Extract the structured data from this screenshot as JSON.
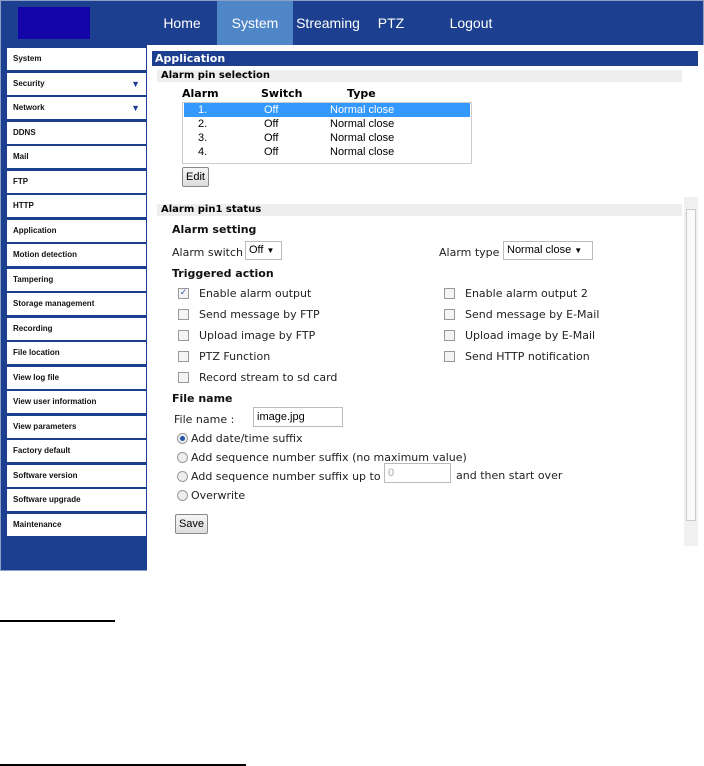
{
  "nav": [
    "Home",
    "System",
    "Streaming",
    "PTZ",
    "Logout"
  ],
  "sidebar": [
    {
      "label": "System"
    },
    {
      "label": "Security",
      "arrow": "▼"
    },
    {
      "label": "Network",
      "arrow": "▼"
    },
    {
      "label": "DDNS"
    },
    {
      "label": "Mail"
    },
    {
      "label": "FTP"
    },
    {
      "label": "HTTP"
    },
    {
      "label": "Application"
    },
    {
      "label": "Motion detection"
    },
    {
      "label": "Tampering"
    },
    {
      "label": "Storage management"
    },
    {
      "label": "Recording"
    },
    {
      "label": "File location"
    },
    {
      "label": "View log file"
    },
    {
      "label": "View user information"
    },
    {
      "label": "View parameters"
    },
    {
      "label": "Factory default"
    },
    {
      "label": "Software version"
    },
    {
      "label": "Software upgrade"
    },
    {
      "label": "Maintenance"
    }
  ],
  "page_title": "Application",
  "pin_selection": {
    "title": "Alarm pin selection",
    "headers": [
      "Alarm",
      "Switch",
      "Type"
    ],
    "rows": [
      [
        "1.",
        "Off",
        "Normal close"
      ],
      [
        "2.",
        "Off",
        "Normal close"
      ],
      [
        "3.",
        "Off",
        "Normal close"
      ],
      [
        "4.",
        "Off",
        "Normal close"
      ]
    ],
    "edit": "Edit"
  },
  "status": {
    "title": "Alarm pin1 status",
    "alarm_setting": "Alarm setting",
    "switch_label": "Alarm switch",
    "switch_value": "Off",
    "type_label": "Alarm type",
    "type_value": "Normal close",
    "triggered": "Triggered action",
    "actions": [
      {
        "label": "Enable alarm output",
        "checked": true
      },
      {
        "label": "Enable alarm output 2",
        "checked": false
      },
      {
        "label": "Send message by FTP",
        "checked": false
      },
      {
        "label": "Send message by E-Mail",
        "checked": false
      },
      {
        "label": "Upload image by FTP",
        "checked": false
      },
      {
        "label": "Upload image by E-Mail",
        "checked": false
      },
      {
        "label": "PTZ Function",
        "checked": false
      },
      {
        "label": "Send HTTP notification",
        "checked": false
      },
      {
        "label": "Record stream to sd card",
        "checked": false
      }
    ],
    "file_name_title": "File name",
    "file_name_label": "File name :",
    "file_name_value": "image.jpg",
    "options": [
      "Add date/time suffix",
      "Add sequence number suffix (no maximum value)",
      "Add sequence number suffix up to",
      "Overwrite"
    ],
    "seq_max": "0",
    "then_start_over": "and then start over",
    "save": "Save"
  }
}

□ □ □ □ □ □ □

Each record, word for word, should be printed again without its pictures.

◆ Solution to this problem:
Extract the structured data from this screenshot as JSON.
{
  "nav": [
    "Home",
    "System",
    "Streaming",
    "PTZ",
    "Logout"
  ],
  "sidebar": [
    {
      "label": "System"
    },
    {
      "label": "Security",
      "arrow": "▼"
    },
    {
      "label": "Network",
      "arrow": "▼"
    },
    {
      "label": "DDNS"
    },
    {
      "label": "Mail"
    },
    {
      "label": "FTP"
    },
    {
      "label": "HTTP"
    },
    {
      "label": "Application"
    },
    {
      "label": "Motion detection"
    },
    {
      "label": "Tampering"
    },
    {
      "label": "Storage management"
    },
    {
      "label": "Recording"
    },
    {
      "label": "File location"
    },
    {
      "label": "View log file"
    },
    {
      "label": "View user information"
    },
    {
      "label": "View parameters"
    },
    {
      "label": "Factory default"
    },
    {
      "label": "Software version"
    },
    {
      "label": "Software upgrade"
    },
    {
      "label": "Maintenance"
    }
  ],
  "page_title": "Application",
  "pin_selection": {
    "title": "Alarm pin selection",
    "headers": [
      "Alarm",
      "Switch",
      "Type"
    ],
    "rows": [
      [
        "1.",
        "Off",
        "Normal close"
      ],
      [
        "2.",
        "Off",
        "Normal close"
      ],
      [
        "3.",
        "Off",
        "Normal close"
      ],
      [
        "4.",
        "Off",
        "Normal close"
      ]
    ],
    "edit": "Edit"
  },
  "status": {
    "title": "Alarm pin1 status",
    "alarm_setting": "Alarm setting",
    "switch_label": "Alarm switch",
    "switch_value": "Off",
    "type_label": "Alarm type",
    "type_value": "Normal close",
    "triggered": "Triggered action",
    "actions": [
      {
        "label": "Enable alarm output",
        "checked": true
      },
      {
        "label": "Enable alarm output 2",
        "checked": false
      },
      {
        "label": "Send message by FTP",
        "checked": false
      },
      {
        "label": "Send message by E-Mail",
        "checked": false
      },
      {
        "label": "Upload image by FTP",
        "checked": false
      },
      {
        "label": "Upload image by E-Mail",
        "checked": false
      },
      {
        "label": "PTZ Function",
        "checked": false
      },
      {
        "label": "Send HTTP notification",
        "checked": false
      },
      {
        "label": "Record stream to sd card",
        "checked": false
      }
    ],
    "file_name_title": "File name",
    "file_name_label": "File name :",
    "file_name_value": "image.jpg",
    "options": [
      "Add date/time suffix",
      "Add sequence number suffix (no maximum value)",
      "Add sequence number suffix up to",
      "Overwrite"
    ],
    "seq_max": "0",
    "then_start_over": "and then start over",
    "save": "Save"
  }
}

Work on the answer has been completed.